Whether spending time with their families or at work, Americans generally have no problem discussing the topic of government surveillance, at least in the real world.
According to a Pew Research Center survey, however, people are far less likely to discuss the Snowden revelations through social media. While 86 percent would have an in-person conversation about this topic, just 42 percent would post about it on Facebook and Twitter. One of the major findings of the survey is that regarding the Snowden case, social media did not provide new forum for people who might have otherwise remained silent with their opinions.
One reason for this behaviour is the so called "spiral of silence", which means the tendency of people not to speak up about policy issues in public—or among their family, friends, and work colleagues—when they believe their own point of view is not widely shared.

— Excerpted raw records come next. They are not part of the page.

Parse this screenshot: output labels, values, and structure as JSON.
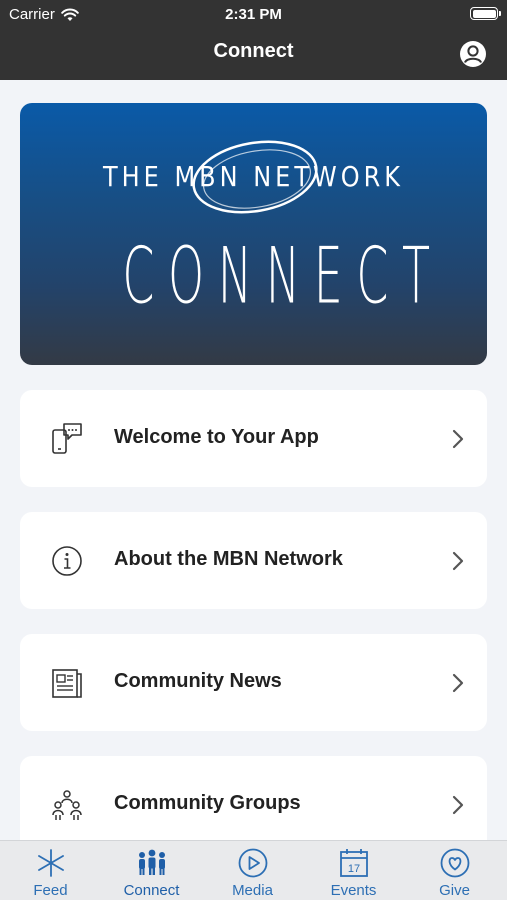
{
  "status_bar": {
    "carrier": "Carrier",
    "time": "2:31 PM"
  },
  "header": {
    "title": "Connect"
  },
  "banner": {
    "brand": "THE MBN NETWORK",
    "headline": "CONNECT"
  },
  "menu": {
    "items": [
      {
        "label": "Welcome to Your App",
        "icon": "chat-phone-icon"
      },
      {
        "label": "About the MBN Network",
        "icon": "info-icon"
      },
      {
        "label": "Community News",
        "icon": "newspaper-icon"
      },
      {
        "label": "Community Groups",
        "icon": "people-group-icon"
      }
    ]
  },
  "tabbar": {
    "tabs": [
      {
        "label": "Feed",
        "icon": "feed-icon",
        "selected": false
      },
      {
        "label": "Connect",
        "icon": "connect-icon",
        "selected": true
      },
      {
        "label": "Media",
        "icon": "play-icon",
        "selected": false
      },
      {
        "label": "Events",
        "icon": "calendar-icon",
        "selected": false,
        "badge_number": "17"
      },
      {
        "label": "Give",
        "icon": "heart-icon",
        "selected": false
      }
    ]
  },
  "colors": {
    "header_bg": "#333333",
    "accent": "#2d6fb4",
    "tab_selected": "#1f5fa8",
    "page_bg": "#f2f4f8"
  }
}
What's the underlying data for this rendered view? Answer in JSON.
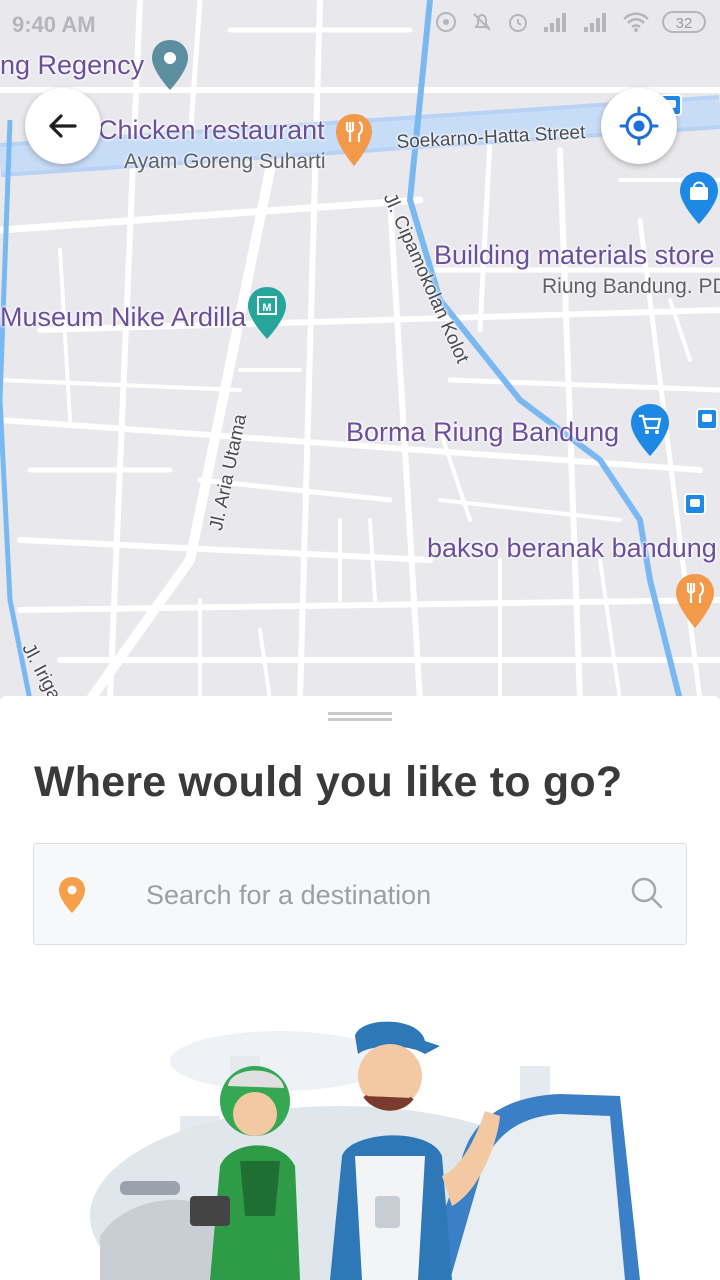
{
  "status_bar": {
    "time": "9:40 AM",
    "battery": "32"
  },
  "map": {
    "labels": {
      "regency": "ng Regency",
      "chicken_restaurant": "Chicken restaurant",
      "ayam_goreng": "Ayam Goreng Suharti",
      "soekarno_hatta": "Soekarno-Hatta Street",
      "building_materials": "Building materials store",
      "riung_bandung_pd": "Riung Bandung. PD",
      "museum": "Museum Nike Ardilla",
      "cipamokolan": "Jl. Cipamokolan Kolot",
      "borma": "Borma Riung Bandung",
      "aria_utama": "Jl. Aria Utama",
      "bakso": "bakso beranak bandung",
      "irigasi": "Jl. Iriga"
    },
    "colors": {
      "background": "#e8e8ed",
      "road": "#ffffff",
      "main_road": "#b7d2f5",
      "label": "#6b4f9c",
      "food_pin": "#f2994a",
      "museum_pin": "#26a69a",
      "shop_pin": "#1e88e5",
      "place_pin": "#5c8ea0"
    },
    "icons": [
      "back-arrow-icon",
      "my-location-icon"
    ]
  },
  "sheet": {
    "title": "Where would you like to go?",
    "search": {
      "placeholder": "Search for a destination",
      "value": ""
    },
    "colors": {
      "pin": "#f7a04b",
      "title": "#3a3a3a"
    }
  }
}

This chart shows the willingness to join conversations about government surveillance.
You will find more statistics at Statista